If you find yourself at a crossroad, and you need direction…then wait on the Lord. Trust Him, resist the temptation for worry, and serve Him in the meantime. In due time, He will reward you with direction and new strength. And when He does, you will be glad you waited.
Until next time.
~ Mike Gilland
It was the late ‘70s, and I was a television producer for an Indiana church’s TV ministry. Our show was called “Reborn,” and it featured stories of changed lives. Our guests ranged from well-known Hollywood celebrities, to astronauts, to recording artists.
One fine day, it was our privilege to travel to meet and interview Debby Boone, the famous daughter of Pat Boone, and the recording artist that had a smash international hit with a song called “You Light Up My Life.” I had watched the Boones on TV all my life, and I truly respected this family. And, like everyone else in that day, I loved that song. So when Debby agreed to meet with us, and shoot an entire 30 minute interview with us, I was pretty excited!
The show’s host and I arrived at the hotel, and I began the process of setting up our lights and camera in a meeting room. Debby was completely down-to-earth, sincere, and downright friendly. She was the perfect guest to give her testimony of faith in Jesus.
The interview seemed to go flawlessly, and after it ended, I turned off the camera at just under 30 minutes of real-time recording. She had given us an amazing interview with a powerful testimony. I rewound the video cassette tape, and, just for safe keeping, checked a bit of the footage. I was HORRIFIED.
For the first time in my producing career, I had made two horrible mistakes. For starters, my input level on her microphone was extremely overdriven. While the video’s picture was great, the audio was completely distorted – absolutely intolerable. The second mistake that I had made…well, I hadn’t monitored the audio during recording, even though I had a set of headphones right there with me. I had made that terrible mistake of assuming that it was right.
I must have turned several shades of green, for Debby asked if everything was OK…I swallowed any semblance of pride, and alerted both Debby and the host that I had botched the recording.
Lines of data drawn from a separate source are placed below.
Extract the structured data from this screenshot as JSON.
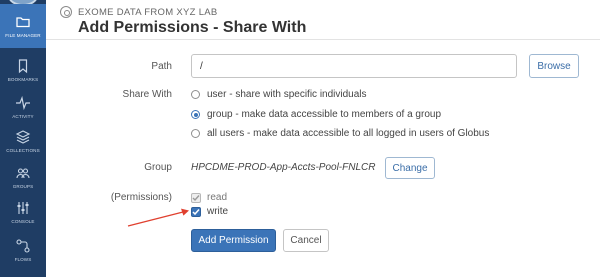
{
  "sidebar": {
    "items": [
      {
        "label": "FILE MANAGER",
        "icon": "folder-icon"
      },
      {
        "label": "BOOKMARKS",
        "icon": "bookmark-icon"
      },
      {
        "label": "ACTIVITY",
        "icon": "activity-icon"
      },
      {
        "label": "COLLECTIONS",
        "icon": "layers-icon"
      },
      {
        "label": "GROUPS",
        "icon": "groups-icon"
      },
      {
        "label": "CONSOLE",
        "icon": "sliders-icon"
      },
      {
        "label": "FLOWS",
        "icon": "flows-icon"
      }
    ],
    "active_index": 0
  },
  "header": {
    "eyebrow": "EXOME DATA FROM XYZ LAB",
    "title": "Add Permissions - Share With"
  },
  "form": {
    "path_label": "Path",
    "path_value": "/",
    "browse_label": "Browse",
    "share_with_label": "Share With",
    "share_options": [
      {
        "text": "user - share with specific individuals",
        "checked": false
      },
      {
        "text": "group - make data accessible to members of a group",
        "checked": true
      },
      {
        "text": "all users - make data accessible to all logged in users of Globus",
        "checked": false
      }
    ],
    "group_label": "Group",
    "group_value": "HPCDME-PROD-App-Accts-Pool-FNLCR",
    "change_label": "Change",
    "permissions_label": "(Permissions)",
    "permissions": [
      {
        "text": "read",
        "checked": true,
        "disabled": true
      },
      {
        "text": "write",
        "checked": true,
        "disabled": false
      }
    ],
    "add_permission_label": "Add Permission",
    "cancel_label": "Cancel"
  },
  "colors": {
    "sidebar_bg": "#1f3d64",
    "sidebar_active": "#3b74b8",
    "primary": "#3b74b8",
    "annotation_arrow": "#e0402f"
  }
}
What happened next completely shocked me. I truly wasn’t ready for it. Debby simply said, “Oh, I’m sorry…let’s do it again!” It took me a moment to recover. I would have understood it had she expressed extreme disappointment, and wouldn’t have blamed the show’s host for being upset and angry with me. But instead of getting what I deserved from both of these individuals, I received grace. Undeserved kindness. Enthusiastic attitudes that were aimed at doing the whole interview again, without a single wince at the loss of time and effort.
Without hesitation, I quickly rewound the tape, correctly set up the audio, and within moments, we were off and recording for a second time.
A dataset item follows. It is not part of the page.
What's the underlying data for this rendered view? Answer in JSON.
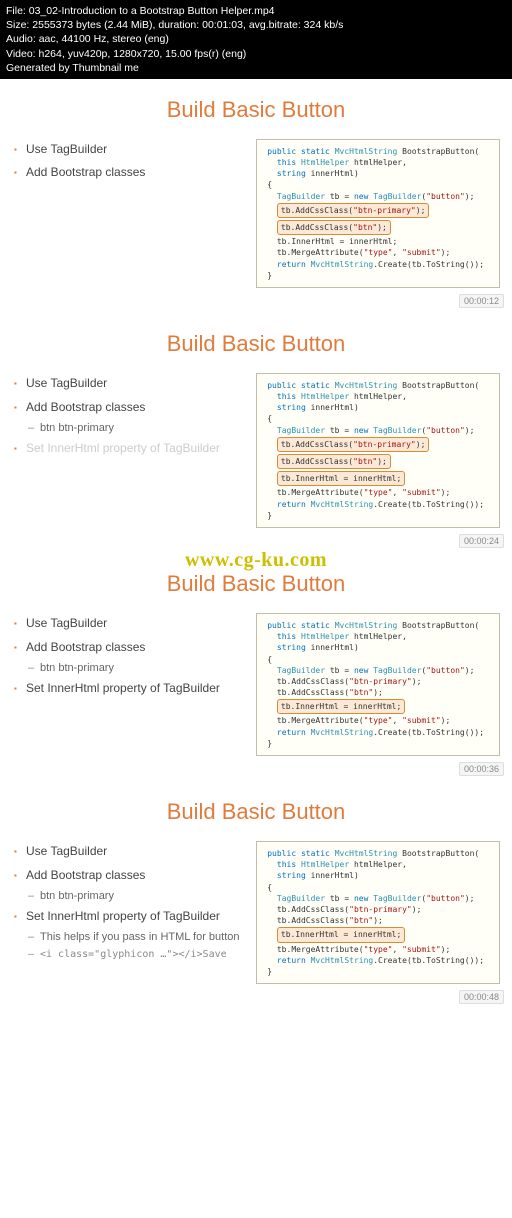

I still remember that act of kindness shown to me so long ago as if it had happened today. I had experienced the Golden Rule in action. They had shown love and forgiveness to me, even though I was the one that was completely in the wrong. It was a stunning act of love, and I respected Debby Boone all the more because of her grace.
My prayer is that I will always remember that day. That I will remember that people make mistakes, and when they do, the outcome is so different when grace rules and reigns. The air is much lighter, and so are the hearts of those who erred. It was ironic that the lady with the voice that sang about her life “lighting up” had actual made my heart lighter – simply by reflecting to me the active love of Jesus.
May we remember to show kindness in moments of other’s failure, even with their mistake costs us time, money, or inconvenience. May we strive to help those that blow it, and show them real kindness instead of anger.
And, one other thing…that event helps me remember to check the audio levels! While I was glad for the way things had turned out, I sure didn’t want to repeat that one in the future!
Until next time.
~ Mike Gilland